The Old Summer Palace which is also known as the Ruins is the Yuanmingyuan - the Garden of Perfection and Light. It is located in the northwest of Beijing and to the east of the present-day Summer Palace. The Garden was first constructed in the year of 1709 during the reign of the Emperor Kangxi of the Qing Dynasty. Over the next 150 years of the Qing Dynasty, this Garden was expanded to be a large-scale Chinese emperors' private pleasure garden, covering a total area of 350 hectares.
In a word, the Old Summer Palace consists of three parts - Yuanmingyuan, Wanchunyuan which is the Garden of Blossoming Spring and Changchunyuan which is the Garden of Eternal Spring. These three gardens are often referred to as a common name: Yuanmingyuan. Hundreds of scenic spots in the Garden are made up of exquisitely constructed halls, pavilions, chambers, kiosks, earth and rock hills, rivers and ponds, and exotic flowers and grasses from different parts of the country. Indeed, it contains the representative of Chinese ancient landscape gardening.
The Old Summer Palace’s construction and horticulture of Yuanmingyuan is a harmonious blend of typical Chinese scenery and western architecture. The most famous scenic spots include, for example, the Grand Waterworks, the Throne for viewing the Waterworks and the Labyrinth. No wonder, Yuanmingyuan was also called the 'garden of gardens' or the 'Versailles of the East' in Europe during that time. What’ more, Yuanmingyuan was also an imperial museum that collected a large number of books, treasures and cultural artifacts. However, a large number of these collections were plundered by the Anglo-French Allied Forces in 1860, at the same time as the Garden was burnt down. Now, most of these historical curiosities are displayed in the other countries’ museums, including the British Museum, Bibliotheque Nationale de France, Metropolitan Museum of Art, New York City, USA, Oslo Museum of Applied Art and so on.
The most majority of the remaining scenic spots were destroyed in the 1980's, but under the due protection of the ruins of Yuanmingyuan, a park has been established on the ruin site. So visitors can imagine the former grandeur of the Old Summer Palace from the crumbling walls and ruins. What’s more, there is also an opportunity for visitors to view the complete picture of Yuanmingyuan in its 'heyday' in the exhibition hall. The reconstruction of some of the original structures and scenic spots provides people with a lovely place to relax.
A partial copy of the palace, the "New Yuan Ming Palace", was built in 1997 in the southern city of Zhuhai, in Guangdong province, as an amusement park of 1.39 km², including an 80,000 m² lake.
To this day many relics which were taken from the gardens remain in foreign museums and private collections.
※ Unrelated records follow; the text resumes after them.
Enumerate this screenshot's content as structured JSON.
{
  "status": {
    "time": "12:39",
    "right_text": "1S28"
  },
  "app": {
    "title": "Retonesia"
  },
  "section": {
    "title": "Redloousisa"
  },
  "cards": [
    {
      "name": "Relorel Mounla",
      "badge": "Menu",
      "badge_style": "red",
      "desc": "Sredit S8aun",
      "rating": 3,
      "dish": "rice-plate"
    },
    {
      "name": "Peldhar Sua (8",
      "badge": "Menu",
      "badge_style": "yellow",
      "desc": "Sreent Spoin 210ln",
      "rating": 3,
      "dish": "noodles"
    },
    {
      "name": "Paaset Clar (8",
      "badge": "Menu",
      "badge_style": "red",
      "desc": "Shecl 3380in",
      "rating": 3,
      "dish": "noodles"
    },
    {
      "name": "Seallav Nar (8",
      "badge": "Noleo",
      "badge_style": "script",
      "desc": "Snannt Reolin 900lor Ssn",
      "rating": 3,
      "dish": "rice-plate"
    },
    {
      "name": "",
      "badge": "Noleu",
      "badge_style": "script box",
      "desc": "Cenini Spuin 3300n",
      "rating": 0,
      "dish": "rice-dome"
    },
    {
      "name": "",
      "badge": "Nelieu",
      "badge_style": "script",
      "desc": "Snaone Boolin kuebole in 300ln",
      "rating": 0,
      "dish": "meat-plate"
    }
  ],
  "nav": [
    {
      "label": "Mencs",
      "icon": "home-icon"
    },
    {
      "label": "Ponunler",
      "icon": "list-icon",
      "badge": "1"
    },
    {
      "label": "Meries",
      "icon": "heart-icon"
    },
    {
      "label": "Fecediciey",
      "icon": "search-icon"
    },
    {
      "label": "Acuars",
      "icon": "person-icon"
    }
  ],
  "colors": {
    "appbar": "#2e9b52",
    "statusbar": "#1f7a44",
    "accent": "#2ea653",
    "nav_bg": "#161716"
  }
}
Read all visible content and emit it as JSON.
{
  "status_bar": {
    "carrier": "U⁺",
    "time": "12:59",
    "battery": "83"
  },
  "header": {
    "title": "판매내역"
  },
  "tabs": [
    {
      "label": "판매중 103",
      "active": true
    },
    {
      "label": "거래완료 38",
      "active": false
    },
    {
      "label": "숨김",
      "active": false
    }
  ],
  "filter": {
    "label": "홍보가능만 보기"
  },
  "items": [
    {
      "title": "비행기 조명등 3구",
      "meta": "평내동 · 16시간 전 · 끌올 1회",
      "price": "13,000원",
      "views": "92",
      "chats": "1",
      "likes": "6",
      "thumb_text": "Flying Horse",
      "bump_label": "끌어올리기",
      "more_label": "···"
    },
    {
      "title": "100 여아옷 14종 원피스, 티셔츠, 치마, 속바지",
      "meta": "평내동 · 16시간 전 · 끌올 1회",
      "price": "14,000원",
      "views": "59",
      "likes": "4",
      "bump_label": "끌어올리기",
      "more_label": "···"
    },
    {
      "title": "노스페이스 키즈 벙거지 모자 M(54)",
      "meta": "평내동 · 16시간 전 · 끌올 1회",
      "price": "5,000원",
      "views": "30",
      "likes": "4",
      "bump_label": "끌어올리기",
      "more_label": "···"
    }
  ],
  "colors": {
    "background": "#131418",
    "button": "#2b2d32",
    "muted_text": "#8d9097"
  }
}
Although the Chinese government has tried to recover them, only a few statuettes from The Eternal Spring garden of the Yongzheng Emperor have actually been returned; these are displayed in the Beijing National Museum.